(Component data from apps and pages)

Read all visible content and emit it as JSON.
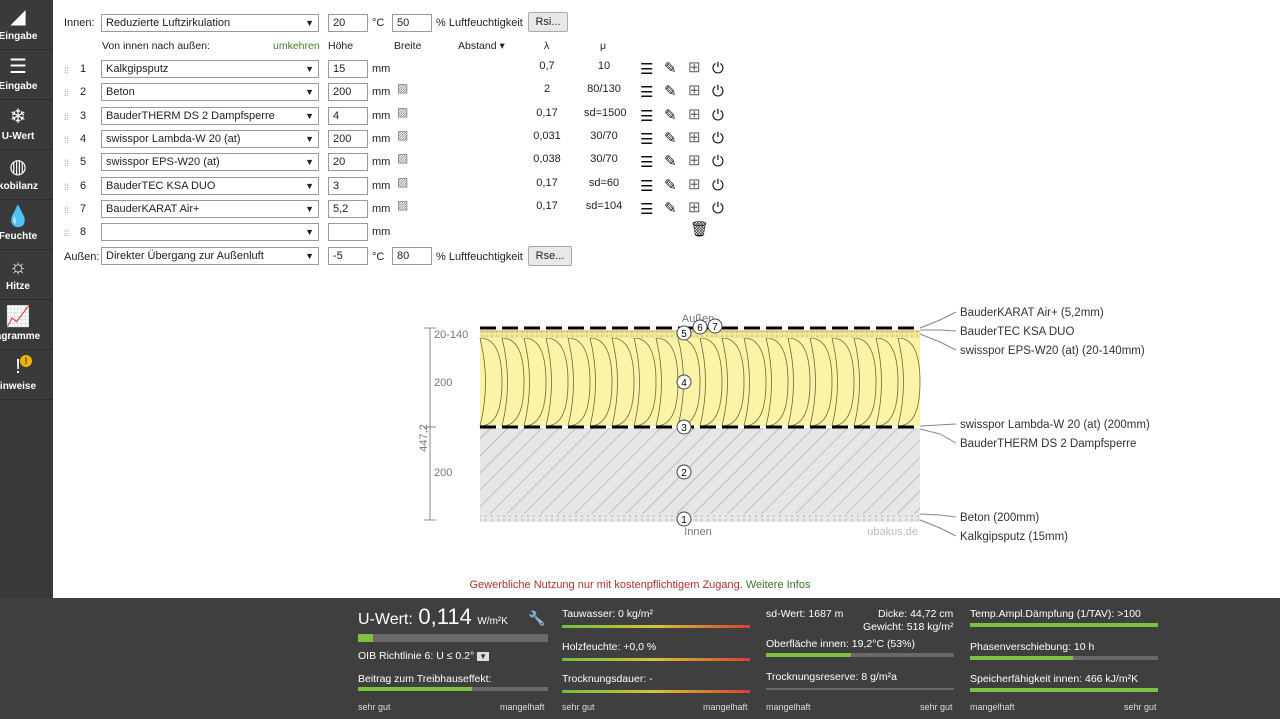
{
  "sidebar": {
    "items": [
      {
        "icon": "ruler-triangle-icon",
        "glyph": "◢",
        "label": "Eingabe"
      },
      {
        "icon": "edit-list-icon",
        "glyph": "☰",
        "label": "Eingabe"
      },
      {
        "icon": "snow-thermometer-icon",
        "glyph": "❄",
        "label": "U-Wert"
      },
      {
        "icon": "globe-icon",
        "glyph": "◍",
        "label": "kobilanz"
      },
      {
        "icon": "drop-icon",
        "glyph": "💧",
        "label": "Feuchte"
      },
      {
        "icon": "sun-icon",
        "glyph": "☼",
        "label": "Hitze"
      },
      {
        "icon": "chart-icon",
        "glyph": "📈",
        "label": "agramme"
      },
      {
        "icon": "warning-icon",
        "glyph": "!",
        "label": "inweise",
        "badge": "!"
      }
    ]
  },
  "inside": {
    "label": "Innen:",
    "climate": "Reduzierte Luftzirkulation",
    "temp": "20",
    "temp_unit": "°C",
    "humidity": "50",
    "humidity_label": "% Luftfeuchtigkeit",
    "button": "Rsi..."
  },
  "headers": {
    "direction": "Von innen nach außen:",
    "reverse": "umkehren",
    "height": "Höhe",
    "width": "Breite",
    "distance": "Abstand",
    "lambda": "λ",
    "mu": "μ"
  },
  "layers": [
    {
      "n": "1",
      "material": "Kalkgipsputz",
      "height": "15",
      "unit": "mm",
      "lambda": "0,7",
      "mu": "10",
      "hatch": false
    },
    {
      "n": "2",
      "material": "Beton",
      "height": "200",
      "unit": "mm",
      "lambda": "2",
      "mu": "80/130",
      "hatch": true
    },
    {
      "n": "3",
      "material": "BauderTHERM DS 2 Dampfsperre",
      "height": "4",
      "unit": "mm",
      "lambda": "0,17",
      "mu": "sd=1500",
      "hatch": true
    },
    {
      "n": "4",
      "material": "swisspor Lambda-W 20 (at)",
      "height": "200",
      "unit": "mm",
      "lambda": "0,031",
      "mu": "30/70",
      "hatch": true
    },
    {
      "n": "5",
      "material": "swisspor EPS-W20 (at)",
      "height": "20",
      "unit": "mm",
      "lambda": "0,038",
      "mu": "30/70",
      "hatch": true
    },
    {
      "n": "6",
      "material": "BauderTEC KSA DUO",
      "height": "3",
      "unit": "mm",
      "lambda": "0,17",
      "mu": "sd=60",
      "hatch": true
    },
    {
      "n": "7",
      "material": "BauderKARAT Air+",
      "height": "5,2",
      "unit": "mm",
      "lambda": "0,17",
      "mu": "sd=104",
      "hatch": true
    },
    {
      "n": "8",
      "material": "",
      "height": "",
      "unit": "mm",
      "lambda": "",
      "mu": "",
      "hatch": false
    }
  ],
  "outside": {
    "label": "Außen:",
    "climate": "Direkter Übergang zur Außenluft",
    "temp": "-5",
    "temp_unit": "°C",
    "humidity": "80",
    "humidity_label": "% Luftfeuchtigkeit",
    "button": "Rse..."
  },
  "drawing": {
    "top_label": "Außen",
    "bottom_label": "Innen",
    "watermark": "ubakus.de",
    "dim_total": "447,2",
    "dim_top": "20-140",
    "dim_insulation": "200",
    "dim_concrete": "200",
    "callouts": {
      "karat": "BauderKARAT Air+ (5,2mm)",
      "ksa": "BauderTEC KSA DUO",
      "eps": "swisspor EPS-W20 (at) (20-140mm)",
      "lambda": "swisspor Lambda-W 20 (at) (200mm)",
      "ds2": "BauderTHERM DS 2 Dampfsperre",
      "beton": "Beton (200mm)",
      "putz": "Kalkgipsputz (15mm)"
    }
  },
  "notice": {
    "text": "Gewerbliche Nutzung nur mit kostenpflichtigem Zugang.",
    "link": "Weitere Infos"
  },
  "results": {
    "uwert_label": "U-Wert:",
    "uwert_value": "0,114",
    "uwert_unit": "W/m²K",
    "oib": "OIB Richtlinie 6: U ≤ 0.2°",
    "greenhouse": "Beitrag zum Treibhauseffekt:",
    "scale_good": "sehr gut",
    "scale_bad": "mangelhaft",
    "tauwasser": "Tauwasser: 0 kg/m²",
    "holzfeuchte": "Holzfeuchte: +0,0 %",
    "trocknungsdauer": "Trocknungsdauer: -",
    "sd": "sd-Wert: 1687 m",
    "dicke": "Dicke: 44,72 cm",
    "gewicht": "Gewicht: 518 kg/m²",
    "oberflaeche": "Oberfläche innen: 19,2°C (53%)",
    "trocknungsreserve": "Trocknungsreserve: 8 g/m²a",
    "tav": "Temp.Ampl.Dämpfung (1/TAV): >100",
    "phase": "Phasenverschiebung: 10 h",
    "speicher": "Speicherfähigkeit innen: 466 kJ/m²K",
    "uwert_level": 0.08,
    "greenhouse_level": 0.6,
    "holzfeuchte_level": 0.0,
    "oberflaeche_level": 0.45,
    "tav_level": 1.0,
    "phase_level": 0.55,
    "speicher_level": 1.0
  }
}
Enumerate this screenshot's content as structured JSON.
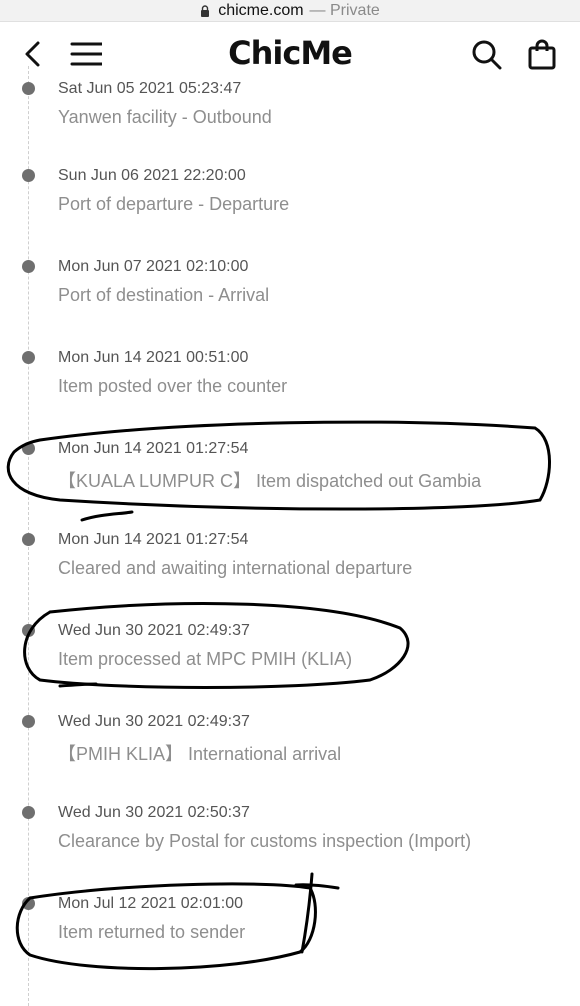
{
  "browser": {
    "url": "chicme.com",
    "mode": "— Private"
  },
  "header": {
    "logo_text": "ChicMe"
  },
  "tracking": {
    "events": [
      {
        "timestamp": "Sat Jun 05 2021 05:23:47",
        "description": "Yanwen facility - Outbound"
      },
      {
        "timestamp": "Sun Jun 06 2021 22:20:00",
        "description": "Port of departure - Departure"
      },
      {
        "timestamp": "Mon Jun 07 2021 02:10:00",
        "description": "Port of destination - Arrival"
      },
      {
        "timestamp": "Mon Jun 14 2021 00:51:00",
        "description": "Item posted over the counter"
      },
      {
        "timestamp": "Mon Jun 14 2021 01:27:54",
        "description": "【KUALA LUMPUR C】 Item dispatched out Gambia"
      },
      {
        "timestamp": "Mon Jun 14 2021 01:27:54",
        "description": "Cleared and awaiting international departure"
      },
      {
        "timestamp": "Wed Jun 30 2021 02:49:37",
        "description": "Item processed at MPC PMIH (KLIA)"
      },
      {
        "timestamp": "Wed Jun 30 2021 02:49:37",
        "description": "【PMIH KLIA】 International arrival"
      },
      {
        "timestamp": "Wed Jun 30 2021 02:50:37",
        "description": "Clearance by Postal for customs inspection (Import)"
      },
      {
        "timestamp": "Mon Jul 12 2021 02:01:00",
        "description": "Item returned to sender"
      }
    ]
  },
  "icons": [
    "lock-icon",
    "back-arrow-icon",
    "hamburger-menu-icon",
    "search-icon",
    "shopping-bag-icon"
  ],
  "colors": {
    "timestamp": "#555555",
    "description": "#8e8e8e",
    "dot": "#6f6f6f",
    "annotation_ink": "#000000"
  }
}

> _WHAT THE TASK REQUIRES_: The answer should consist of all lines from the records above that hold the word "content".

> _SOLUTION TO THE PROBLEM_:
Read all visible content and emit it as JSON.
Enumerate this screenshot's content as structured JSON.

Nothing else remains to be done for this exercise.